Grey skies couldn't dampen the mood of students at Michigan State University who got their diplomas today.
"I'm definitely ready to move on and excited for all that we have accomplished the past four years," said graduate David Hurley.
For some students part of moving on from graduation celebrations means it's time to start paying off student loans.
"About 48 percent of our students leave with educational debt," Michigan State President Lou Anna Simon said.
With the cost of education on the rise, the amounts many of these students have to pay off are not cheap.
"I think it's a little over $20,000," Hurley said.
"I will have about $40,000 worth of loans in one year," shared Nic Dziadosz, another graduate.
"About 10 grand," added Kayleigh Wilson.
These students are not completely in the dark, according to Simon the University is active in making students aware of what it will take to pay their loans.
"We advise them really early on as freshman to be cautious about putting education first and some of those things that are life-oriented second," Simon said.

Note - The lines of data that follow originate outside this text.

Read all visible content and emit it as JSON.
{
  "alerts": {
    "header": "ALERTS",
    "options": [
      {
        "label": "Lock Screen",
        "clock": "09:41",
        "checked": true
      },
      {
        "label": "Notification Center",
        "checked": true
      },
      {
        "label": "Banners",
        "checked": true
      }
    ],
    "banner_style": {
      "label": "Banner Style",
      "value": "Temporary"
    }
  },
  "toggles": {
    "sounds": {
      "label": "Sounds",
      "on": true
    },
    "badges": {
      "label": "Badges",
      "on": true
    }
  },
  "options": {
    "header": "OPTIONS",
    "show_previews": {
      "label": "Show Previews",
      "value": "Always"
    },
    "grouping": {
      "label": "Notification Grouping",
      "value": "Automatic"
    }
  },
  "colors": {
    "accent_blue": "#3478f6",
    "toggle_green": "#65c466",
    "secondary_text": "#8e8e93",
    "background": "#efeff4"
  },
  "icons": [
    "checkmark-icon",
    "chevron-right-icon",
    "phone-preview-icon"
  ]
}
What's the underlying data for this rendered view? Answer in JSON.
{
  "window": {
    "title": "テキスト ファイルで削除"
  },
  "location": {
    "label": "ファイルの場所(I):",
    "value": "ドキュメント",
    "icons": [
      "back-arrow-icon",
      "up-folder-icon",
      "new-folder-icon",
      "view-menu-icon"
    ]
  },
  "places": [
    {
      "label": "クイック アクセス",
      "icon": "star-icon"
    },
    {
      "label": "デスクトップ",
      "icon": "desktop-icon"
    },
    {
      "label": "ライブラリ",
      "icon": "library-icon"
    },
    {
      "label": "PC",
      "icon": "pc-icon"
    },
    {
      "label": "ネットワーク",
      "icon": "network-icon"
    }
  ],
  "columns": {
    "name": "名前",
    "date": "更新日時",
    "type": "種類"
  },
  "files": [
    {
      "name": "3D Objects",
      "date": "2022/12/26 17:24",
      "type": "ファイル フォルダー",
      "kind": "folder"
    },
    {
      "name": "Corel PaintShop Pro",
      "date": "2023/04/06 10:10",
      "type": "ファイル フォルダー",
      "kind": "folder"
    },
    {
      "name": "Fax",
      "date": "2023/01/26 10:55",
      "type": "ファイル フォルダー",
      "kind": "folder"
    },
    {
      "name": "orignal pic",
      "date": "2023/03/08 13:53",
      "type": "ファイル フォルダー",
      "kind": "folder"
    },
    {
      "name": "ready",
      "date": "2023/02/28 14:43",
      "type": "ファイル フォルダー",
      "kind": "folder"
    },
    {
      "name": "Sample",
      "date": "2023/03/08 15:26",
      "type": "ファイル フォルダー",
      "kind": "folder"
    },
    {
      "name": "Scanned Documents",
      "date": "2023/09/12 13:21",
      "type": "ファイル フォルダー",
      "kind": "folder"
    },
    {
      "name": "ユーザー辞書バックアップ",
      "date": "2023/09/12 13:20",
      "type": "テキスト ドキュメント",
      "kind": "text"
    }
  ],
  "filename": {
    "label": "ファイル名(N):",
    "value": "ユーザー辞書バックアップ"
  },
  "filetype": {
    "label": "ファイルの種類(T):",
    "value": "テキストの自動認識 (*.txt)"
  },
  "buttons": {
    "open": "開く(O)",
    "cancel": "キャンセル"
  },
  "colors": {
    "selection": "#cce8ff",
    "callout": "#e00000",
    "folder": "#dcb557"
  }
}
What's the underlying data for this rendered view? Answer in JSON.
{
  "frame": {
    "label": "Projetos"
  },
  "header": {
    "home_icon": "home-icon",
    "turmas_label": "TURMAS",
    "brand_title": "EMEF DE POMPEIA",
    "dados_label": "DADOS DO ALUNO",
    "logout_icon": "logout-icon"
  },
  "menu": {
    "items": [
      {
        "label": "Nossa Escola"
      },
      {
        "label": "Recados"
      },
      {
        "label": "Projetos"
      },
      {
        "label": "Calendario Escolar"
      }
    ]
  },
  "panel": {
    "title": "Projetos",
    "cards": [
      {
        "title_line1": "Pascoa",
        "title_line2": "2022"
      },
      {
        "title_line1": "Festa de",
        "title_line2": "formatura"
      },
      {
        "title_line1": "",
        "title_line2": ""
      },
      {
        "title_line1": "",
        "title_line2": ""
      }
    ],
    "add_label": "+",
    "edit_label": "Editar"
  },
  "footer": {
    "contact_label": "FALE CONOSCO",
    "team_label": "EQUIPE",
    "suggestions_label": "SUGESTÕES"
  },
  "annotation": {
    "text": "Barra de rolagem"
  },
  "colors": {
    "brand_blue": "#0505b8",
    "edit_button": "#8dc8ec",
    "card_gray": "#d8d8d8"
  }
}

One way college graduates are doing just that is having jobs lined up after graduation. But not everyone is joining the work force right away. For students like Hurley, who is looking at graduate school, their debt is just going to grow.
"I'm looking into the healthcare profession so a lot of debt comes with that but luckily it pays pretty well in the end," Hurley added.
That payoff is one reason why Economics Professor Charles Ballard says there is still value in pursuing higher education.
"As we've had this increase in debt some people have asked the question 'Is it worth it?' The answer is unquestionably yes," Ballard said.
Ballard says that's because college graduates tend to have higher salaries, ultimately making paying loans easier.
"Those students are better off than if they hadn't gone to college in the first place," Ballard added.
Even though some graduates are dealing with debt now, they're hoping it will pay off in the long-run.